By ImamMalik Abdullahi Kaga
The rate at which vernacular speaking is becoming rampant in schools (public and private) is so alarming. From elementary to secondary school, our children develop the ability to speak English or Arabic. But, without learning and practising it constantly, you can never be fluent in a language.
English is the official language in Nigeria, yet many people find it challenging to communicate with it. To convey your thoughts or ideas effectively and get well understood by others in many parts of the world, you must have the ability to communicate with the promising language – English because it’s a global language.

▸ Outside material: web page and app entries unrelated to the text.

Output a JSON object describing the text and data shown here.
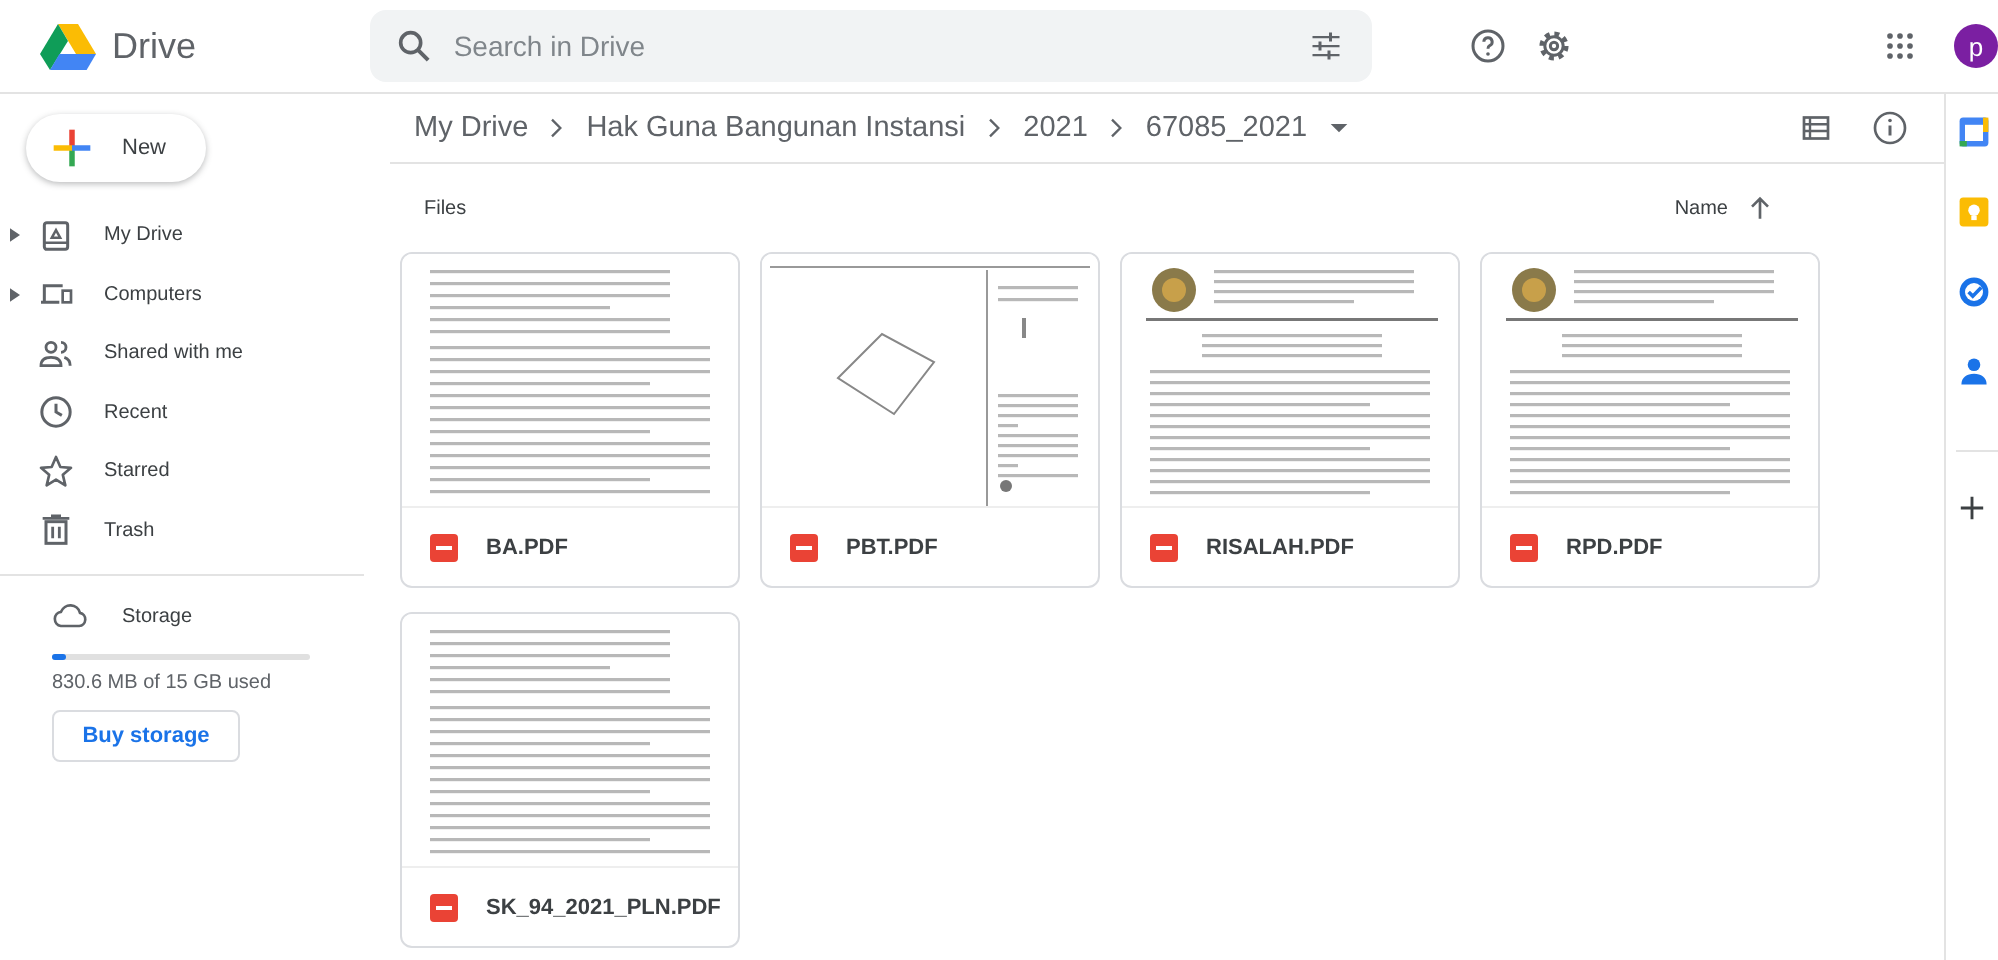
{
  "header": {
    "logo_text": "Drive",
    "search": {
      "placeholder": "Search in Drive"
    },
    "avatar": "p"
  },
  "new_button": "New",
  "sidebar": {
    "items": [
      {
        "label": "My Drive",
        "expandable": true
      },
      {
        "label": "Computers",
        "expandable": true
      },
      {
        "label": "Shared with me",
        "expandable": false
      },
      {
        "label": "Recent",
        "expandable": false
      },
      {
        "label": "Starred",
        "expandable": false
      },
      {
        "label": "Trash",
        "expandable": false
      }
    ],
    "storage": {
      "label": "Storage",
      "level": 0.055,
      "usage": "830.6 MB of 15 GB used",
      "button": "Buy storage"
    }
  },
  "breadcrumb": [
    "My Drive",
    "Hak Guna Bangunan Instansi",
    "2021",
    "67085_2021"
  ],
  "files_heading": "Files",
  "sort_label": "Name",
  "files": [
    {
      "name": "BA.PDF",
      "kind": "text"
    },
    {
      "name": "PBT.PDF",
      "kind": "map"
    },
    {
      "name": "RISALAH.PDF",
      "kind": "letterhead"
    },
    {
      "name": "RPD.PDF",
      "kind": "letterhead"
    },
    {
      "name": "SK_94_2021_PLN.PDF",
      "kind": "text"
    }
  ]
}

It’s regrettable and disappointing that a graduate with a bachelor’s degree or postgrad degree cannot speak or write in the official language appropriately. This, no doubt, results from one’s failure to learn it right from primary and secondary years (childhood). We cannot deny that most of us – northerners – have this weakness. But what could’ve led to this terrible mistake? First, the communication medium in our school days is often our mother tongue (Hausa).
Sadly, most schools don’t emphasise the need to use English to communicate among pupils or students. Some in question subscribe to the idea that (the English) language doesn’t determine one’s intelligence. Arguably, it is not, but we should consider the awful effect of not being able to use it correctly.

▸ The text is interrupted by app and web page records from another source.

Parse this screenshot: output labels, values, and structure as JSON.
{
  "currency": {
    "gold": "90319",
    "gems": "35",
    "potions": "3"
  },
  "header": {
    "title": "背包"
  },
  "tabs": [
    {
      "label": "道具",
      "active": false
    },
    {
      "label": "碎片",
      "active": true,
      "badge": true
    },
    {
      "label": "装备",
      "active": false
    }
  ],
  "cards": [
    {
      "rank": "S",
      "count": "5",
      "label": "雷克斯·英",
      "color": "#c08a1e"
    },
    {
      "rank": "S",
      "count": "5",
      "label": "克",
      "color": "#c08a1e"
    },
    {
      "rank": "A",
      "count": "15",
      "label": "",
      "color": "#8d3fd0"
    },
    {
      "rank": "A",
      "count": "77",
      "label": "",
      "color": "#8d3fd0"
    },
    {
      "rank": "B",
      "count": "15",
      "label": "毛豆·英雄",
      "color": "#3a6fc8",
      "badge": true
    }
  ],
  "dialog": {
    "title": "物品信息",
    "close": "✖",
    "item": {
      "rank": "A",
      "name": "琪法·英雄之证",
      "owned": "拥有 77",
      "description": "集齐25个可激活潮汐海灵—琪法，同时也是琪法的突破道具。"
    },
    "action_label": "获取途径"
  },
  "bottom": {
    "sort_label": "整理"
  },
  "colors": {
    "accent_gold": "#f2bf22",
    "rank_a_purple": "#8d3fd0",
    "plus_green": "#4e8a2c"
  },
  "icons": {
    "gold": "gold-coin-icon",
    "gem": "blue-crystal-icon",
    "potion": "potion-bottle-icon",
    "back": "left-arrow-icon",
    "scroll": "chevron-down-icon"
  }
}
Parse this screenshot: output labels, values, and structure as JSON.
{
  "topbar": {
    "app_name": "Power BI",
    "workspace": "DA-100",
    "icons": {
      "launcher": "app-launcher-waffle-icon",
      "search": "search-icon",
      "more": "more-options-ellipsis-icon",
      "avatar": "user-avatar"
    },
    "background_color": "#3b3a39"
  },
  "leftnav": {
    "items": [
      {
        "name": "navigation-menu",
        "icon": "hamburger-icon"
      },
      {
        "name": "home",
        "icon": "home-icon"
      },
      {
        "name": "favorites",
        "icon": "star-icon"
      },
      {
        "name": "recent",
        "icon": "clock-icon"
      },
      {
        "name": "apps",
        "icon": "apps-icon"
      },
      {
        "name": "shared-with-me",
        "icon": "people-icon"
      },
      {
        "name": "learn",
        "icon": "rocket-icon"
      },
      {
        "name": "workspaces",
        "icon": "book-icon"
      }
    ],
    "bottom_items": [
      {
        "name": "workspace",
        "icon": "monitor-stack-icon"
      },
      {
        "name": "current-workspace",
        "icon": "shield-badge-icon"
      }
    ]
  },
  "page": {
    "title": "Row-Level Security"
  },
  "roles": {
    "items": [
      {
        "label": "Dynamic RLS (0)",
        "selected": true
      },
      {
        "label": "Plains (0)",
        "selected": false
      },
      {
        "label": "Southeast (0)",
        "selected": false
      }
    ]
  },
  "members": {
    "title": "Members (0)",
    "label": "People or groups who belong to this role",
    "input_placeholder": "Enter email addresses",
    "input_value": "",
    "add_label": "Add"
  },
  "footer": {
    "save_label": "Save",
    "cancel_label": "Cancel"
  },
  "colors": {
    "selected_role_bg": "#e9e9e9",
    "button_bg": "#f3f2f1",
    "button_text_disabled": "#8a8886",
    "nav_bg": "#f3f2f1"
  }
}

To be candid, you hardly find pupils or students communicating in English and Arabic (for bilingual schools) during school hours. For example, some teachers contribute to the escalation of this menace.

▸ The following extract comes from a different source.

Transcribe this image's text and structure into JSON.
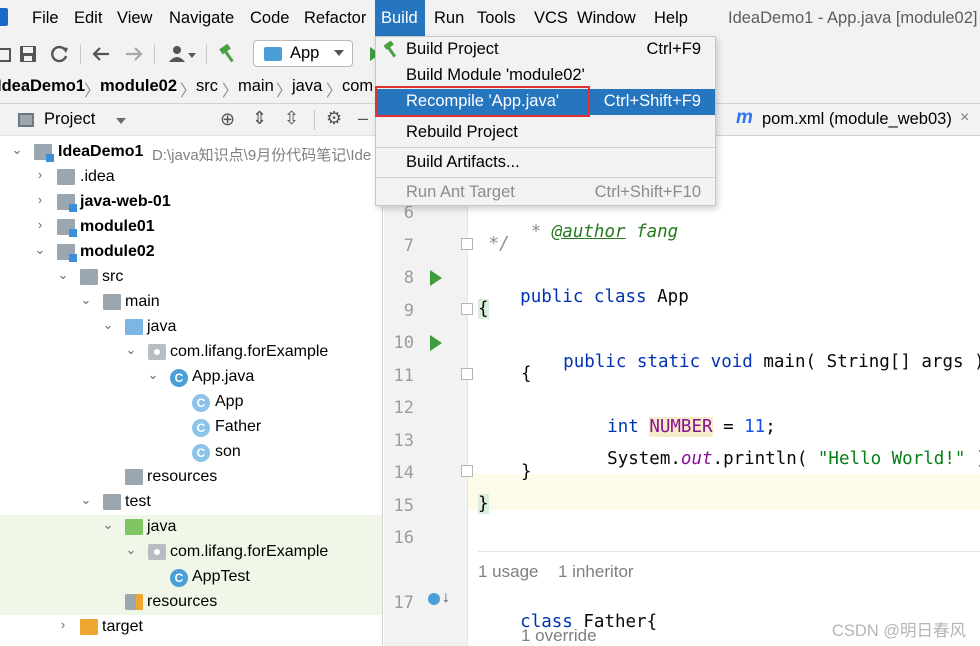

Some teach using vernacular, while others aren’t willing to prevent pupils or students from speaking it (vernacular). However, some unwisely claim that the students need a clear explanation of the treated topic. Hence, they use the local dialects to explain. This, however, doesn’t justify explaining lessons in local dialects because educationists have many teaching strategies.
Accordingly, teachers have this “disgusting” habit of speaking to students in the local dialects during class hours or break time. The students respond equally in the local dialects. During break hours, students communicate in the local languages without fear of being caught and penalised for that because the schools they attend don’t impose or simply disregard the rule.
If the abovementioned issue prevails, the coming generations will most likely succumb to the temptations to communicate in their mother tongue. Therefore, school proprietors and their managements should wake up from their deep slumber and confront this issue head-on, which helps deteriorate our education standard.
I believe teachers and prefects are the most powerful “tools” that could influence the students to comply with this because they play vital roles in shaping and correcting the students/pupils if they tend to stray.
ImamMalik Abdullahi Kaga wrote from Borno State University via email@example.com.